Member​ ​companies, ​​which​ ​represent​ ​every​ ​aspect​ ​of​ ​the​ ​ecosystem—vendors, telecommunication​ ​providers, cable​ ​and​ ​cloud​ ​operators,​ ​NFV​ ​vendors,​ ​solution​ ​providers—are already​ ​leveraging​ ​ONAP​ ​for​ ​commercial​ ​products​ ​and​ ​services.​ ​Amsterdam​ ​code​ ​is​ ​also integrated​ ​into​ ​PoC. 

AT&T, which already uses ONAP for Network on Demand today with over 100 VNFs tested, is conducting PoC trials for its wireless network: self-organizing LTE networks and the RAN use case.
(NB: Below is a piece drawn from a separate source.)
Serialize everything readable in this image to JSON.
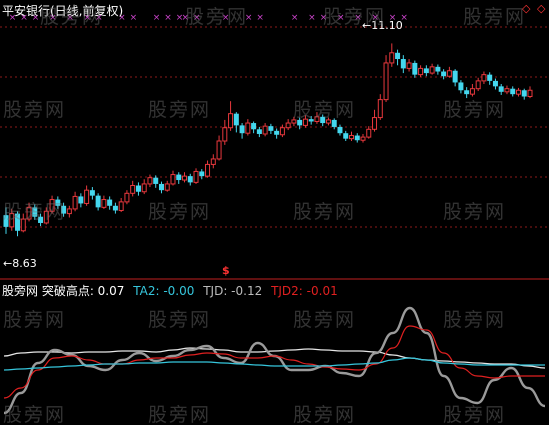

The service provider is also pulling ONAP from the OoenSource into their internal network environment to do a CI/CD DevOps model.

“With the CI/CD model, AT&T can keep ONAP and ECOMP in synch,” Joshipura said. “As new features and app come up, the carrier can push it out to the network.”

Meanwhile, Orange has been working with AT&T to conduct tests related to Ethernet lifecycle orchestration (LSO). Other participants include China Mobile, Bell and Vodafone.

The​ ​entire​ ​Amsterdam platform​ ​has​ ​been built​ ​to​ ​address​ ​current​ ​real-world​ ​challenges​ to operate large network environments.

Amsterdam​ ​provides​ ​verified​ ​blueprints​ ​for​ ​two​ ​initial​ ​use​ ​cases, with​ ​more​ ​to​ ​be​ ​developed​ ​and​ ​tested​ ​in​ ​future​ ​releases, including​ ​VoLTE​ ​(Voice​ ​Over LTE),​ ​which​ ​allows​​ ​voice​ ​to​ ​be​ ​unified​ ​onto​ ​IP​ ​networks.​ ​By​ ​virtualizing​ ​the​ ​the​ ​core​ ​network, ONAP​ ​is​ ​used​ ​to​ ​design,​ ​deploy,​ ​monitor​ ​and​ ​manage​ ​the​ ​lifecycle​ ​of​ ​an​ ​end-to-end VoLTE​ ​service.​ ​

​Residential​ ​vCPE is the second use case for Amsterdam.​ ​With​ ​ONAP,​ ​all​ ​services​ ​are provided​ ​in-network,​ ​which​ ​means​ ​service providers​ ​can​ ​​add​ ​​new​ ​services​ ​rapidly​ ​and​ ​on-demand​ ​to​ ​their residential​ ​customers​ ​to​ ​create​ ​new​ ​revenue​ ​streams​ ​and​ ​counter​ ​competitors.

“The concept here is to make sure we do an end-to-end model test of ONAP,” Joshipura said. “If members want to deploy the blueprint they can do it.”